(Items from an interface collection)
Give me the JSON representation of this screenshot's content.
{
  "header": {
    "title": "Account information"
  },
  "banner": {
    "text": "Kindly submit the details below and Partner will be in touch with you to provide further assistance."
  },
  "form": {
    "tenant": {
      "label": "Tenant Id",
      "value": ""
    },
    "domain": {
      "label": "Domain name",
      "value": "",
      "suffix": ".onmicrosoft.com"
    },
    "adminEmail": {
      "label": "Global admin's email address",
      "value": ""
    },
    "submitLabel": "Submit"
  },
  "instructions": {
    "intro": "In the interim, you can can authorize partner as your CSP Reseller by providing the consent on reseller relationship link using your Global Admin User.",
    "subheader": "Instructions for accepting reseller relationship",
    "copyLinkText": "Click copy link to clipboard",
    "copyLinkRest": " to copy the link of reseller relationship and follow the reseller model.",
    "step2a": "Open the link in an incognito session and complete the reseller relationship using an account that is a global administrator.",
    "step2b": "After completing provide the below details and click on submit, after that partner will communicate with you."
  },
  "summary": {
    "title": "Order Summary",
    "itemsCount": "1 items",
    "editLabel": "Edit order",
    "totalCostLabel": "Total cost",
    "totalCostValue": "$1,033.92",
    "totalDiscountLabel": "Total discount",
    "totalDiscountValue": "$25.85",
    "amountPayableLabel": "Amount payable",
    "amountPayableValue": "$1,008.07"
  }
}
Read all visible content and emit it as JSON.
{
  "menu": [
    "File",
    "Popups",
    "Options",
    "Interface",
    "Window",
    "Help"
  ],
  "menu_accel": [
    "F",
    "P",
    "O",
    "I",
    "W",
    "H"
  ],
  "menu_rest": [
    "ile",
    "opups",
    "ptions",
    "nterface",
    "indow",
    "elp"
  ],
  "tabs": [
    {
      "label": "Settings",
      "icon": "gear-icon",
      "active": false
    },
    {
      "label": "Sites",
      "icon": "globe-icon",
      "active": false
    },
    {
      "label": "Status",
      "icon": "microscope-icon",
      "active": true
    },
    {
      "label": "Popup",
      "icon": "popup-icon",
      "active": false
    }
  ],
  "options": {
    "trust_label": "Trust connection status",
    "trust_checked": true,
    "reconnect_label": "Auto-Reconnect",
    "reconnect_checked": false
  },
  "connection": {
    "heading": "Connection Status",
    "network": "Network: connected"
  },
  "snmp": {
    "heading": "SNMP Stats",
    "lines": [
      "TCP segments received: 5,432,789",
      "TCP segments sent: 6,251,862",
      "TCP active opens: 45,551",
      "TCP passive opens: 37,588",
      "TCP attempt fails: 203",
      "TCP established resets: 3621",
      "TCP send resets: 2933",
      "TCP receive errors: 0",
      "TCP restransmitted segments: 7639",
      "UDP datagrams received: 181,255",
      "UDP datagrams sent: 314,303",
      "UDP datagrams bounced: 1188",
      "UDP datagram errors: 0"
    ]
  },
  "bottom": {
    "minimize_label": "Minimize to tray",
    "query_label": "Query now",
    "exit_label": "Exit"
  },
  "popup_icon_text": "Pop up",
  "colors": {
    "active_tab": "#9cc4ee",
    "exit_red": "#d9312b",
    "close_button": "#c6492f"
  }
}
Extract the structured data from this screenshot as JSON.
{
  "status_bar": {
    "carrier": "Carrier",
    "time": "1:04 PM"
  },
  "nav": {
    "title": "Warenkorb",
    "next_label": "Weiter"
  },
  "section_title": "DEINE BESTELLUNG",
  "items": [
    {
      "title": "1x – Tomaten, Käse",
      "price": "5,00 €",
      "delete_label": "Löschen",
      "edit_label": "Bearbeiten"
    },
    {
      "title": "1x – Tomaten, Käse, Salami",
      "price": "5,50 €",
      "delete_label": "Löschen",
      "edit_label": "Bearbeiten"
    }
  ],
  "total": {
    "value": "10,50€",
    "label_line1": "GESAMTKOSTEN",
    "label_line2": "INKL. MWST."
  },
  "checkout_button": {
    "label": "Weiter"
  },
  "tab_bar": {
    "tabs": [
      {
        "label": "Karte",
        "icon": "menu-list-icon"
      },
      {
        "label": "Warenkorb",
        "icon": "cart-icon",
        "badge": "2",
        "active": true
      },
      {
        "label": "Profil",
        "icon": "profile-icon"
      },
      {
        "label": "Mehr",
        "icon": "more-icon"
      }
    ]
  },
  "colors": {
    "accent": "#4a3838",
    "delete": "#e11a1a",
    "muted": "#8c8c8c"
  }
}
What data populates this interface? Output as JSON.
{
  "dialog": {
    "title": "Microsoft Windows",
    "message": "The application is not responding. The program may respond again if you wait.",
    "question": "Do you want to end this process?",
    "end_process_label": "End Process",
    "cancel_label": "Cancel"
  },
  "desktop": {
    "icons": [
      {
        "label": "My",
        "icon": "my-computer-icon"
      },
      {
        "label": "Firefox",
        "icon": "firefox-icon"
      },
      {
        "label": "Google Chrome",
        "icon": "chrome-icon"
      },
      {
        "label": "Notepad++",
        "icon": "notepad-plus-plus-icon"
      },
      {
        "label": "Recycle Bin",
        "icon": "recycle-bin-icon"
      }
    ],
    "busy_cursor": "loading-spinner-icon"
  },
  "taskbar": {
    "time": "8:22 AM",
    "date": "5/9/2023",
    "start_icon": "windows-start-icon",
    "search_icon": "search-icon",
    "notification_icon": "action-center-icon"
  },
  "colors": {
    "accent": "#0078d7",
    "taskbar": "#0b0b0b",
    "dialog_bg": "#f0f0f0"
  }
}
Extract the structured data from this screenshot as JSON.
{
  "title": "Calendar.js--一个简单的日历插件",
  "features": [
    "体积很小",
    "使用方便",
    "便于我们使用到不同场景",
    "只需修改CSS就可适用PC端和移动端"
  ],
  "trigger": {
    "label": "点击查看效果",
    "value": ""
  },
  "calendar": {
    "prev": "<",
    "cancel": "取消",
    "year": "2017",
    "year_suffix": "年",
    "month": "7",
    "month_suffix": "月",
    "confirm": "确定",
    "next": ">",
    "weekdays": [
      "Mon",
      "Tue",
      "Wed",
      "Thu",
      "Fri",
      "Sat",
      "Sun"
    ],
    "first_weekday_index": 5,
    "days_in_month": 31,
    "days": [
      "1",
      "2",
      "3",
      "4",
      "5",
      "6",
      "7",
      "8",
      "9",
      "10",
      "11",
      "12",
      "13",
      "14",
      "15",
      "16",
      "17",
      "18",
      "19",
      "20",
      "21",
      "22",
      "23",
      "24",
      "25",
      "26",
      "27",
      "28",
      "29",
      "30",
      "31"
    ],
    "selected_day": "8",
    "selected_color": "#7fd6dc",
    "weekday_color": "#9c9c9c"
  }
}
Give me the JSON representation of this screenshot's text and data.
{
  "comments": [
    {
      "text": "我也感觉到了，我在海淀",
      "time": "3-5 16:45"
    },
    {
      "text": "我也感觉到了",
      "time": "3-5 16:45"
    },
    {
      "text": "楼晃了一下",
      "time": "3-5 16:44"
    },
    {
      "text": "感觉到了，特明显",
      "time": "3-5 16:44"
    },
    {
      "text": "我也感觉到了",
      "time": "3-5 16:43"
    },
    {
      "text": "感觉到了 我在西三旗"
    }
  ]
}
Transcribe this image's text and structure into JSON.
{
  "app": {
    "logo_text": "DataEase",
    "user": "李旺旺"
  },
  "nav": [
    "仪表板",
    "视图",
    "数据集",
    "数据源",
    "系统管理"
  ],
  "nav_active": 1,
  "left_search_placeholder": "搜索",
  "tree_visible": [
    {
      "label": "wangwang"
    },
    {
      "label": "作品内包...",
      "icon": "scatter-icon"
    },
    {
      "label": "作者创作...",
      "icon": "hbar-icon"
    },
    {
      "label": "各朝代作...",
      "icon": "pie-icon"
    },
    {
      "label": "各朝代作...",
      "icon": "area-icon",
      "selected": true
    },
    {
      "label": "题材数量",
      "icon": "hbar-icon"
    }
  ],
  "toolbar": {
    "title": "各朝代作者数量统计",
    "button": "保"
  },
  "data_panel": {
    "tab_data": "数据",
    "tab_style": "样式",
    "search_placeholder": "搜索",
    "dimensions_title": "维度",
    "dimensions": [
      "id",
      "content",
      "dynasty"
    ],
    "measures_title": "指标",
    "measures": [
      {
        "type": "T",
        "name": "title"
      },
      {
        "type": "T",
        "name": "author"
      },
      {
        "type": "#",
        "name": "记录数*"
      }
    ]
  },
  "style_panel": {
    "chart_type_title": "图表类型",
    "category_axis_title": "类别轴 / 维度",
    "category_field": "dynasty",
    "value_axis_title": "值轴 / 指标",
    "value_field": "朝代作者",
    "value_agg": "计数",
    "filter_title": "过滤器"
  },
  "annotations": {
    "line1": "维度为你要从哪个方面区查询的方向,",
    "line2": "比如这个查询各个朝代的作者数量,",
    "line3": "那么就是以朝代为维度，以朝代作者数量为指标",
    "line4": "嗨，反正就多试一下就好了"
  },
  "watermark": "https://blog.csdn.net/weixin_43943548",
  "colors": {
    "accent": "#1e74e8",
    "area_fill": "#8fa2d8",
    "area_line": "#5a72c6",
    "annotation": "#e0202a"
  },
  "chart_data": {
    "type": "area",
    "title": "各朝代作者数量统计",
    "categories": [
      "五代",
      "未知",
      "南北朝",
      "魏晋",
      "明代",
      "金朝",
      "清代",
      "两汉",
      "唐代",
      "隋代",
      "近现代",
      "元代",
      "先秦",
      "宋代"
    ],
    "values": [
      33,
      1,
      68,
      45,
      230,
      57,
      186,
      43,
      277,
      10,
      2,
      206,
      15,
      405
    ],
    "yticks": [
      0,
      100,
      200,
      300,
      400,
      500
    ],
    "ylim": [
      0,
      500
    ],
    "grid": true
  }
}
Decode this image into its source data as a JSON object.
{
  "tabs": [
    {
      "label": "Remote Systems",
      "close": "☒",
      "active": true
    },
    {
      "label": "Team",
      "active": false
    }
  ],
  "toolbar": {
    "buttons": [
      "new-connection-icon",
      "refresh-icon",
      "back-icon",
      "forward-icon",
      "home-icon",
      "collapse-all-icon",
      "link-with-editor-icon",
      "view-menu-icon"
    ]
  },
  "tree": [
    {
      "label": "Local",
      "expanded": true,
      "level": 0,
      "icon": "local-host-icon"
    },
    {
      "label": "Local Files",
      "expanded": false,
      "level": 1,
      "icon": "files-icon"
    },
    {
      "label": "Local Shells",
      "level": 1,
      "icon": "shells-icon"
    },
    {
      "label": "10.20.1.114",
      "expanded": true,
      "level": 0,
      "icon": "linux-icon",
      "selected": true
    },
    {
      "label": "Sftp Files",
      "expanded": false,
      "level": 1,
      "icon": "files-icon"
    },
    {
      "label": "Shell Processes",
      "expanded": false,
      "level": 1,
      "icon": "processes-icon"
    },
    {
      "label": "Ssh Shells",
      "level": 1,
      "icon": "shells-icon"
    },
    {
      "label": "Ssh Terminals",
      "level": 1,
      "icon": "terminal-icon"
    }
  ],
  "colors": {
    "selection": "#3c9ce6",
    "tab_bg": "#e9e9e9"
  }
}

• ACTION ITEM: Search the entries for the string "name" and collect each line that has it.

• SOLUTION FOR THIS TASK:
      "label": "Domain name",
        "name": "title"
        "name": "author"
        "name": "记录数*"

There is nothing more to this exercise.